As the hours dwindle down to the election on Tuesday, the talk Sunday was still about the economy and the two-sided coin of tax cuts and the deficit. On This Week with Christiane Amanpour, Sens. Robert Menendez, D-N.J., and John Cornyn, R-Texas, squared off about both.
Amanpour’s question to Menendez about whether this election would be “as bad as 1994” brought a resounding no. He stated that the Republican brand’s “image was much better [in 1994] than it is today,” and that Democrats are faring better than they did then. He added that the Democrats’ “goal is to have them understand and channel their anger on election day against the Republican Party that brought us to the verge of economic collapse in November of 2008, when financial institutions in this country were ready to collapse.”
Amanpour challenged him about that. “A recent Bloomberg poll found that most Americans think that taxes have gone up since President Obama took office;” she said, “that the economy has shrunk; that TARP, the corporate bailout, won't be mostly paid back. I mean, all of those are untrue. Why is the messaging so bad?”
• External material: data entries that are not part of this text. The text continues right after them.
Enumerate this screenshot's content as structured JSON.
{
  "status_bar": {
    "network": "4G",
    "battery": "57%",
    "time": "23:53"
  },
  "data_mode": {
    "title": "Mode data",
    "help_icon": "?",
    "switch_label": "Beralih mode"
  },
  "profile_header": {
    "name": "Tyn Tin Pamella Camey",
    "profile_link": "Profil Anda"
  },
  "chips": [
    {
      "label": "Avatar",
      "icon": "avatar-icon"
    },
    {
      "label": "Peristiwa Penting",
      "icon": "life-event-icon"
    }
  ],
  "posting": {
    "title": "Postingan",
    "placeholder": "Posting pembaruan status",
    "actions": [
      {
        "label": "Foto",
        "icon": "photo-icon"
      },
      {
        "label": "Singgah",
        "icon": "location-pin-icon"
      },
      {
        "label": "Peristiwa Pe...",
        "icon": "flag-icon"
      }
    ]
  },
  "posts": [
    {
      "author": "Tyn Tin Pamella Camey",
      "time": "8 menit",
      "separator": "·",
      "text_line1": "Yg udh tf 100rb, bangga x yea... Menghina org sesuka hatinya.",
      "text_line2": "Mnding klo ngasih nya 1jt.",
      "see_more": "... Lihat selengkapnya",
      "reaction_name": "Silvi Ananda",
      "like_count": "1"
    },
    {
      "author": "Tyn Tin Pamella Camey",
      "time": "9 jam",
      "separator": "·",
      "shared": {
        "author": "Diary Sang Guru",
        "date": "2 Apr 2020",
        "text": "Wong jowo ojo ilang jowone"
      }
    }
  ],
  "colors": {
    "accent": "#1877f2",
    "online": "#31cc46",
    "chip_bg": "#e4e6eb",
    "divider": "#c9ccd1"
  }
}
Menendez replied that “I think the challenge is, when you're hurting economically—and we have gone from negative job growth to positive job growth, from negative GDP growth to positive GDP growth—but if you're still unemployed, none of that news makes that much difference to you.”